Berge's lemma

Berge's lemma is an important theory of maximum matching.

  • Alternating path: a path that begins with an unmatched vertex and whose edges belong alternately to the matching and not to the matching.
  • Augmenting path: an alternating path that starts from and ends on free (unmatched) vertices.

The number of unmatched edges on an augmenting path is one more than the number of matched edges. If the matched edges are changed to unmatched edges, or vice versa, the matching size will increase by one and still be an alternating path.


As shown in the figure, the number of matches increases from 2 to 3 - we call this augmentation.

According to Berge's lemma, the maximum matching is found when there's no augmenting path.

From this theorem, we can understand the core idea of maximum matching.


Enumerate all unmatched vertices and find the augmenting path until there's no one to be found.

In fact, we only need to enumerate once for each vertex.


Suppose that after a round of augmentation along the augmenting path a-b , there's an augmenting path P_x starting from x , then P_x must intersect a-b .

Suppose P_x intersects a-b for the first time.
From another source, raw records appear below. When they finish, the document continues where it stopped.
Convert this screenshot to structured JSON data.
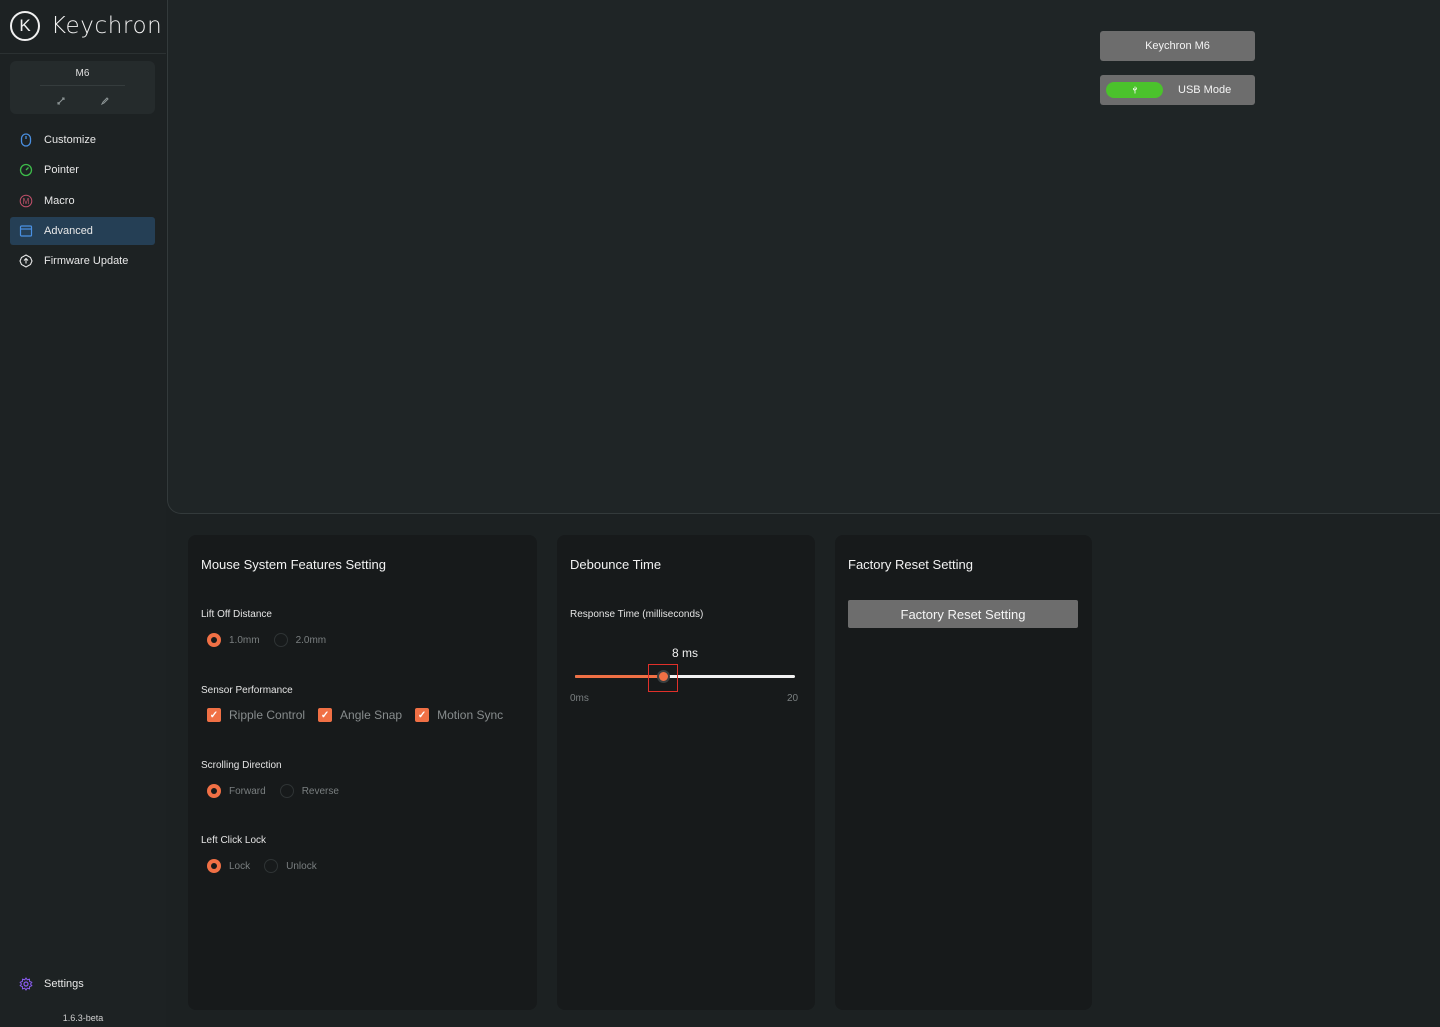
{
  "sidebar": {
    "brand": "Keychron",
    "device": {
      "name": "M6"
    },
    "nav": [
      {
        "label": "Customize",
        "icon": "mouse-icon",
        "color": "#4a90e2"
      },
      {
        "label": "Pointer",
        "icon": "pointer-speed-icon",
        "color": "#3dbb4a"
      },
      {
        "label": "Macro",
        "icon": "macro-m-icon",
        "color": "#c0506a"
      },
      {
        "label": "Advanced",
        "icon": "advanced-window-icon",
        "color": "#4a90e2",
        "active": true
      },
      {
        "label": "Firmware Update",
        "icon": "firmware-update-icon",
        "color": "#e6e6e6"
      }
    ],
    "settings_label": "Settings",
    "version": "1.6.3-beta"
  },
  "header": {
    "model_label": "Keychron M6",
    "mode_label": "USB Mode"
  },
  "features": {
    "title": "Mouse System Features Setting",
    "lift_off": {
      "label": "Lift Off Distance",
      "options": [
        "1.0mm",
        "2.0mm"
      ],
      "selected": "1.0mm"
    },
    "sensor": {
      "label": "Sensor Performance",
      "options": [
        "Ripple Control",
        "Angle Snap",
        "Motion Sync"
      ],
      "checked": [
        "Ripple Control",
        "Angle Snap",
        "Motion Sync"
      ]
    },
    "scrolling": {
      "label": "Scrolling Direction",
      "options": [
        "Forward",
        "Reverse"
      ],
      "selected": "Forward"
    },
    "click_lock": {
      "label": "Left Click Lock",
      "options": [
        "Lock",
        "Unlock"
      ],
      "selected": "Lock"
    }
  },
  "debounce": {
    "title": "Debounce Time",
    "label": "Response Time (milliseconds)",
    "value_text": "8 ms",
    "value": 8,
    "min": 0,
    "max": 20,
    "min_label": "0ms",
    "max_label": "20"
  },
  "reset": {
    "title": "Factory Reset Setting",
    "button_label": "Factory Reset Setting"
  },
  "colors": {
    "accent": "#f07045",
    "active_nav": "#253f55",
    "usb_green": "#4bc22c"
  }
}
Remebering that a-b is an alternating path, which means that the intersection points are of different types (marked by red and blue in the figure), then x can reach an unmatched vertex in a-b before the augmentation, which indicates that there already exists an augmenting path starting from x .